Opps! I completely forgot to do my ab workout yesterday. It wasn’t until I was writing down my workout this morning that I wondered where abs fit in. Right! I was supposed to do it yesterday.
The good news? I do not have to be perfect to meet my goals for the Transformation Mastery Challenge I’m doing. In fact, this provides me with the opportunity to overcome obstacles and persevere.
But it wasn’t too many years ago, that had I slipped up like this, I might have given up—either working out altogether or just blowing off the rest of my workouts for the week.
My thinking may have been along the lines of, “Well I messed this week up. I’ll just have to start fresh on Monday.”
I’m not alone in having had that “All or nothing,” thinking. This is one of those thought patterns that trips people up again and again.
Typical “All or nothing” thinking includes:
- I have to do my diet perfectly, or I’ve failed.
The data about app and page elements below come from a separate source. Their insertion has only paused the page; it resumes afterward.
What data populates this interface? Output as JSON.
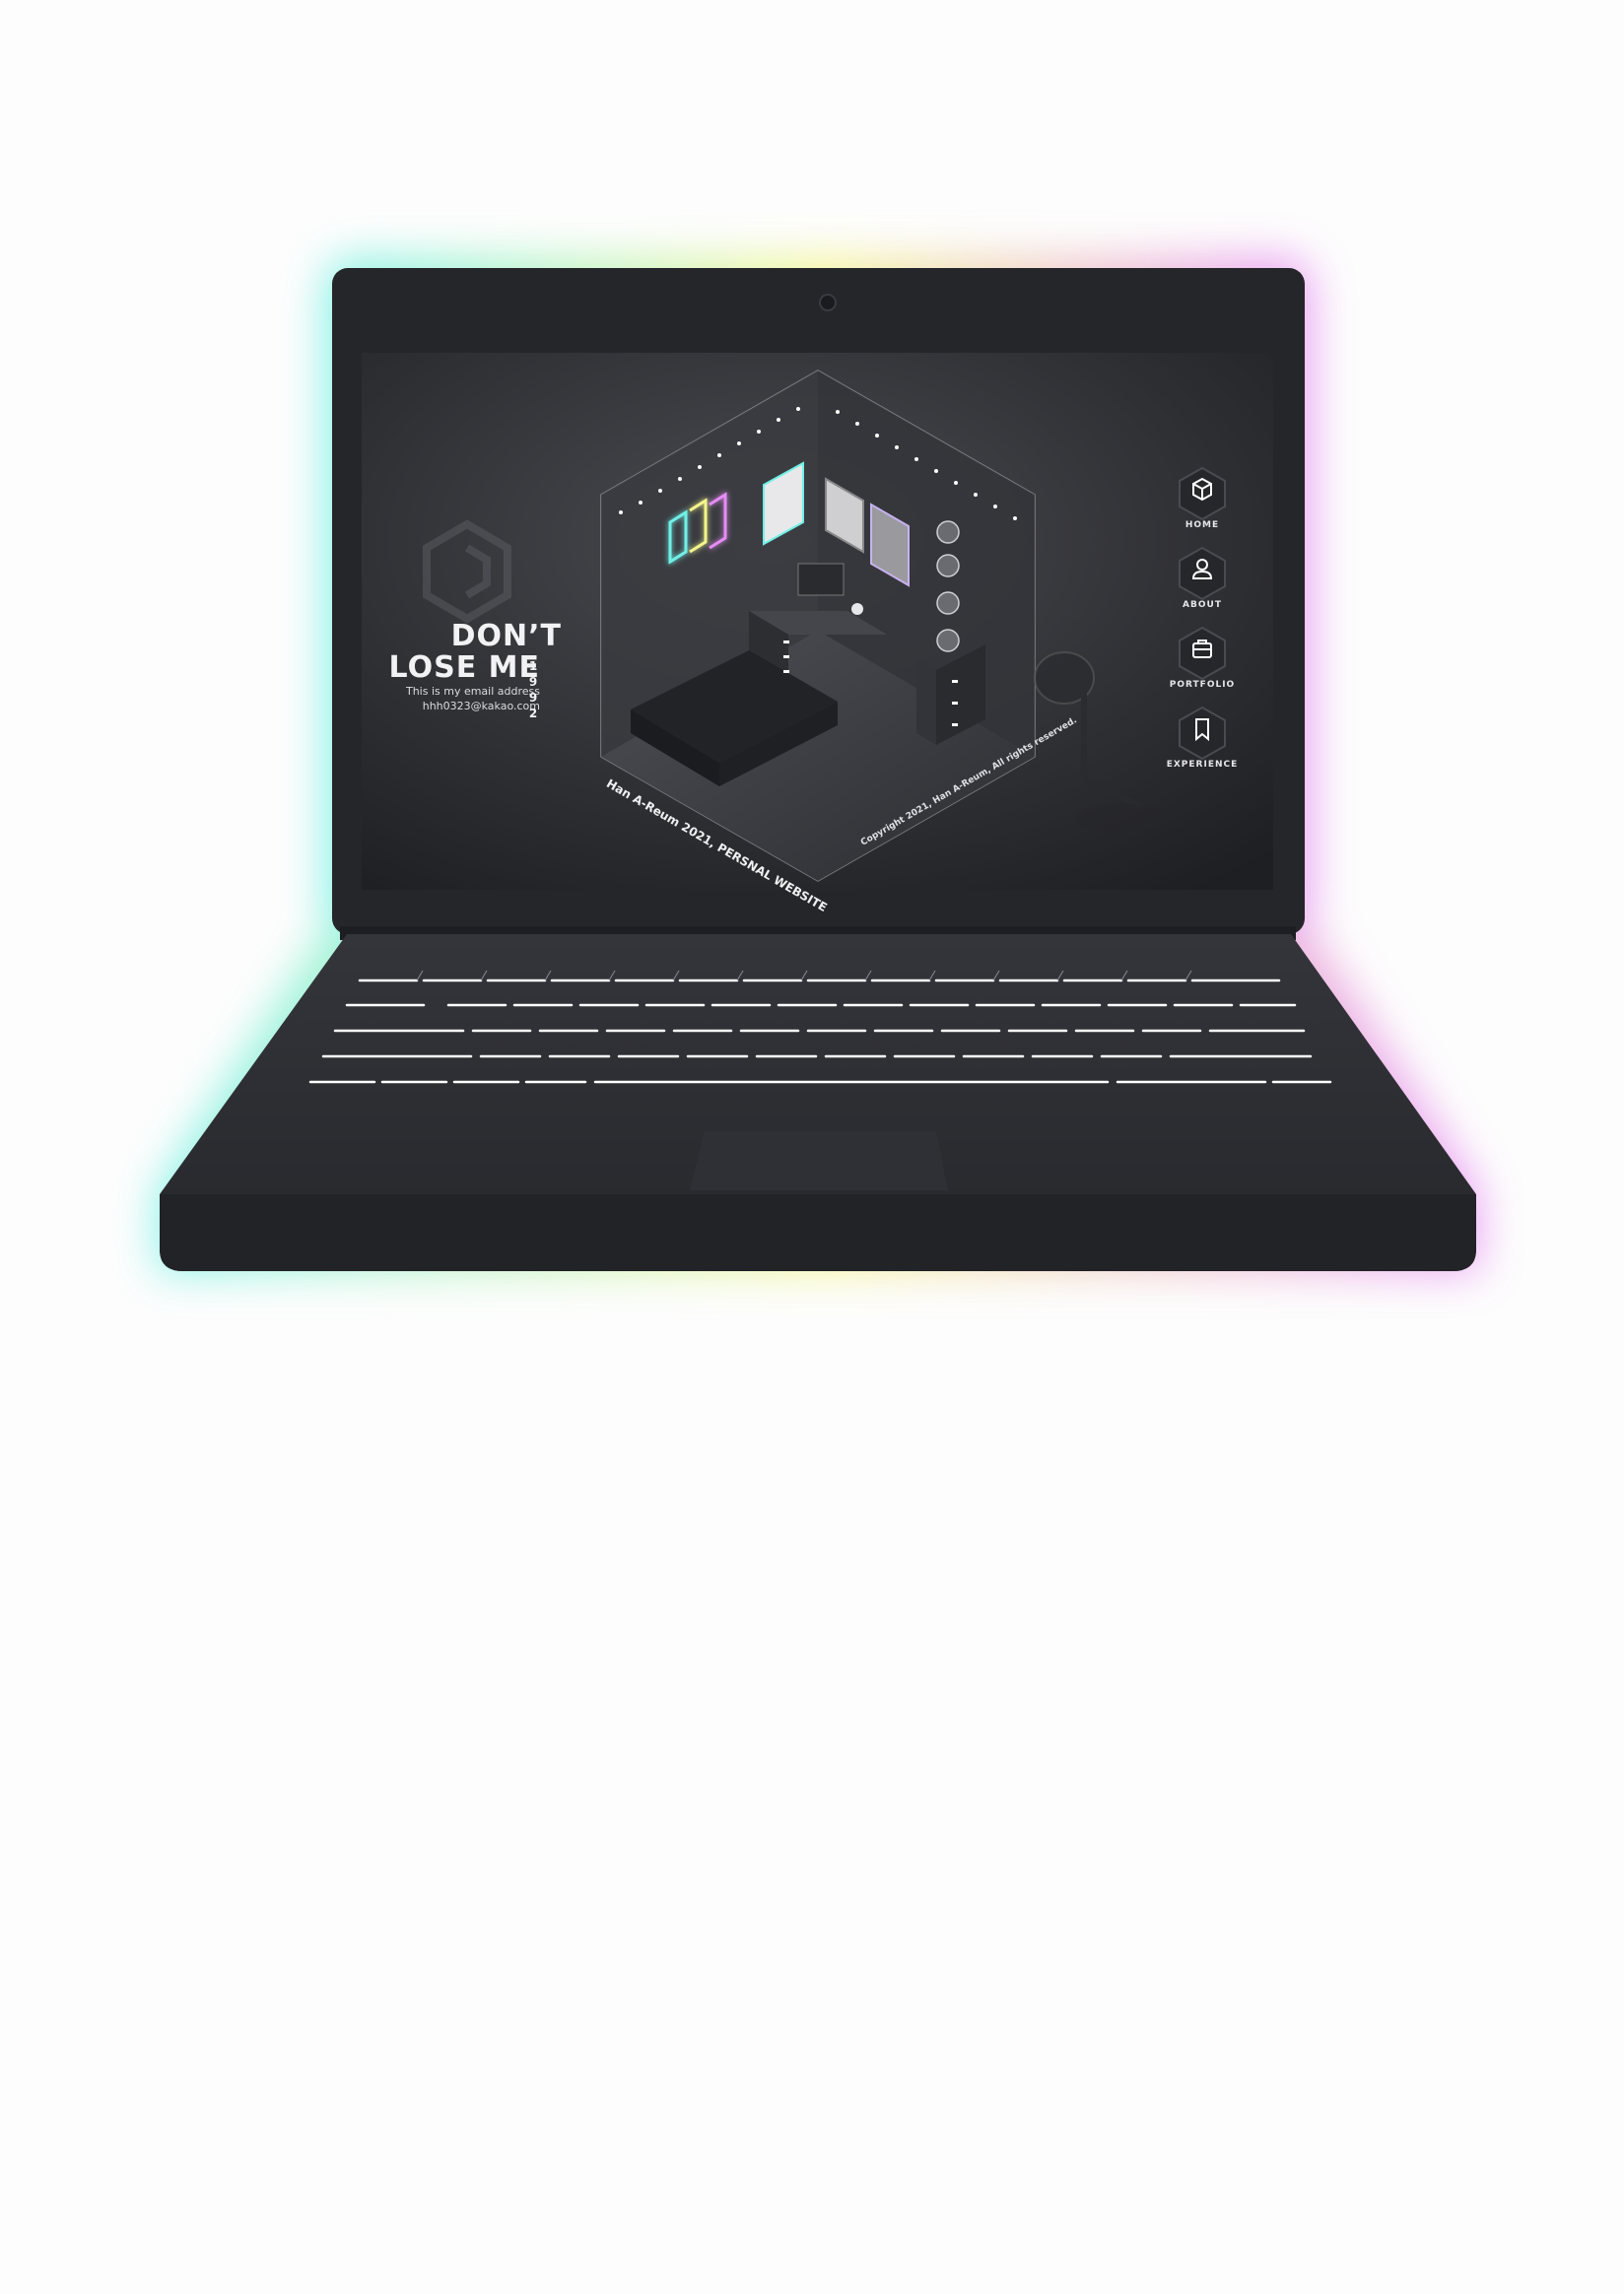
{
  "website": {
    "brand": {
      "title_line1": "DON’T",
      "title_line2": "LOSE ME",
      "year_digits": [
        "1",
        "9",
        "9",
        "2"
      ],
      "email_note": "This is my email address",
      "email": "hhh0323@kakao.com",
      "logo_icon": "hexagon-logo-icon"
    },
    "room": {
      "title": "Han A-Reum 2021, PERSNAL WEBSITE",
      "copyright": "Copyright 2021, Han A-Reum, All rights reserved."
    },
    "nav": [
      {
        "label": "HOME",
        "icon": "cube-icon"
      },
      {
        "label": "ABOUT",
        "icon": "user-icon"
      },
      {
        "label": "PORTFOLIO",
        "icon": "briefcase-icon"
      },
      {
        "label": "EXPERIENCE",
        "icon": "bookmark-icon"
      }
    ]
  },
  "colors": {
    "laptop_body": "#26272b",
    "screen_bg": "#2e2f33",
    "accent_teal": "#6ff0e6",
    "accent_yellow": "#f3f58a",
    "accent_pink": "#e58cf5"
  }
}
- I have to do my exercise perfectly, or there’s no point in continuing.
- I have to see weight loss every day, or there’s no way I’m going to meet my goals.
- I know I have something coming up this week where I won’t be perfect, so I might as well not even try.
When you bring this kind of thinking out into the light-of-day, it’s a little easier to see how invalid it is. But as long as you leave your thoughts unexamined, you may struggle and not understand what’s getting in your way.
You can challenge this kind of inaccurate thinking with questions like:
- ‘What evidence is there that this thought might not be true?’
- “What is the effect of my believing that thought and what could be the effect of changing my thinking?”
You can also begin to shift—almost retrain—your thoughts.
Here’s an example:
What would happen if you shifted your thinking after missing a workout to something like, “Wow, I totally missed that. It’s over and done, and I’ll get back on track with my work out tomorrow, and I won’t have any excuses for not giving it my all.”
You can also ask yourself, “What would someone else say about what I did or how successful I am?”
What I am doing is focusing on all the things I did “right,” which included getting in a fabulous back and chest workout yesterday and pounding my jump-training workout this morning. My nutrition was also spot on yesterday, and I’m focused on eating healthy again today. I’m still going to get two ab workouts in this week and I am going to use those workouts as an opportunity to focus and bring as much intensity to them as I can.
As Bill Phillips always says, “Progress not perfection.”
You do not have to be perfect to meet your goals. What can you do to begin seeing every challenge as an opportunity to overcome obstacles and persevere?
Together, we can do it!
Photo by Danilo Rizzuti / FreeDigitalPhotos.net
Great post, Hanna! I tweeted it!!
Awesome! Thanks so much!
Joyce is too much!!! She is such a sweetheart.
This is great because we often are our worst critics. That negative self-talk is one of the most destructive things in our path to success. You missed one workout and YOU think you are the worst failure in the world but no one else even notices.
We all do this and I think the biggest battle we have is the one against ourselves. This needed to be said.
I love Joyce! She is so wonderful! We are definitely our worst critics. Treating ourselves as we would treat a friend is so important. Thanks for commenting!
Reblogged this on Inspiredweightloss.
Thanks so much for reblogging! I appreciate it.
Great Minds Think Alike. Cognitive Therapy- I love it. Great post.
Thanks so much! I appreciate it! Hanna
Right here is the right webpage for anybody who
really wants to find out about this topic. You know a whole lot its almost tough to argue with
you (not that I actually will need to HaHa). You definitely put a brand new spin on a subject that has been discussed for years.
Wonderful stuff, just excellent!
Thank you! Much appreciation!